Teachers’ pay scales announced?

Teachers’ pay scales announced?

What should you do?

Following the Department for Education’s announcement, teachers in England received a 6.5 per cent pay rise from September 2023.

This update means new teachers entering the profession will earn a minimum of £30,000, with those teaching in London potentially starting at up to £36,745.

This pay adjustment applies across various scales, including main and upper pay scales, leadership, and headteacher positions.

Schools and local authorities are obliged to adhere to these pay scales, although academies and other non-maintained schools have the flexibility to set their own rates.

The pay rise, however, presents financial challenges for schools, especially since the Department for Education (DfE) will only provide extra funding to cover three per cent of the increase, expecting schools to fund the remaining portion from their existing budgets.

This decision is based on the Government’s calculation that schools can afford a four per cent pay award following a £2 billion increase announced in the Autumn statement.

To assist, the DfE has pledged additional funding of £525 million for the 2023-24 financial year and £900 million for 2024-25 to cover the full cost of the award above 3.5 per cent, nationally.

In response to the rising costs associated with the teacher pay rise, schools should consider the following strategies to mitigate financial pressure:

  • A budget review: Schools need to carefully review and adjust their budgets to accommodate the pay rise, prioritising essential expenditures and identifying potential savings.
  • Utilisation of additional funding: Make full use of the additional Government funding provided for the pay rise, ensuring it is allocated efficiently to cover the increased wage costs.
  • Financial management and forecasting: Engage in strategic financial management and forecasting to plan for future financial needs and ensure sustainability.
  • Workload management: Participate in the Government’s initiative for workload reduction to help retain staff and reduce turnover costs.
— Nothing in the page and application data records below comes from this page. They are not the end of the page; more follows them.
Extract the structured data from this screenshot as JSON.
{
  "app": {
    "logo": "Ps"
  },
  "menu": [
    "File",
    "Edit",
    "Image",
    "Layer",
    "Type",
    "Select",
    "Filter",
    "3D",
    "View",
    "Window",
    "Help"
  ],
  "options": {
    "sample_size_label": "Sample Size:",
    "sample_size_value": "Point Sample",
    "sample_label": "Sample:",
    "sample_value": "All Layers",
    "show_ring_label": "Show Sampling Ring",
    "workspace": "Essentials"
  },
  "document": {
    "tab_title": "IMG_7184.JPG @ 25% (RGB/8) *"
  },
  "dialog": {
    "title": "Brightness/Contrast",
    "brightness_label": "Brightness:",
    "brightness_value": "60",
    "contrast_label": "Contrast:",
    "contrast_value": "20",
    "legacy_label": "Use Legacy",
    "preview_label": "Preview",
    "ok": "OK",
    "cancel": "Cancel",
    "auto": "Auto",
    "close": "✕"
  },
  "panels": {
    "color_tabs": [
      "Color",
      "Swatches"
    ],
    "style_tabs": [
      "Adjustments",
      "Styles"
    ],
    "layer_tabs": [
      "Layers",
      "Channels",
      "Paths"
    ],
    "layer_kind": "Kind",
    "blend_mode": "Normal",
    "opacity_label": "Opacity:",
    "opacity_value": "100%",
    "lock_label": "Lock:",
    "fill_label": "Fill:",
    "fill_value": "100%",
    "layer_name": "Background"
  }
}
The DfE’s workload reduction taskforce aims to support school and trust leaders in minimising workload for teachers and leaders, with an ambition to reduce teacher and leader workload by five hours per week.
  • Exploring additional revenue streams: Schools could explore additional revenue streams, such as facility rentals, grants, or fundraising activities, to bolster their finances.
  • Efficiency improvements: Look for ways to improve operational efficiencies, potentially using technology or by renegotiating contracts and procurement processes to lower costs.

By implementing these strategies, schools can better manage their finances in light of the teacher pay rise and ensure they continue to deliver high-quality education without compromising on financial stability.

We are experts in school and academy finances, so if you require financial support or advice, please get in touch.